What you have to do:
Of the lines below, count those containing the word "label". Reply with the number alone.

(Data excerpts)
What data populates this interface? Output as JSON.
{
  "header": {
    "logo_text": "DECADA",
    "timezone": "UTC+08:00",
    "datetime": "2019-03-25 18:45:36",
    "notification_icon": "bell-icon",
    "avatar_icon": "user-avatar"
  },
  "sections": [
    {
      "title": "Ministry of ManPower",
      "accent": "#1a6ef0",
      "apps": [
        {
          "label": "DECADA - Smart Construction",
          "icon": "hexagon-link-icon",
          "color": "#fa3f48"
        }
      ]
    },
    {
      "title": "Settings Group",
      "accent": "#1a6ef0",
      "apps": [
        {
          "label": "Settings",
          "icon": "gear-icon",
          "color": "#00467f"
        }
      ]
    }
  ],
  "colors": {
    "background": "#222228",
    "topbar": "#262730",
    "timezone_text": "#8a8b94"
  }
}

Answer below:
2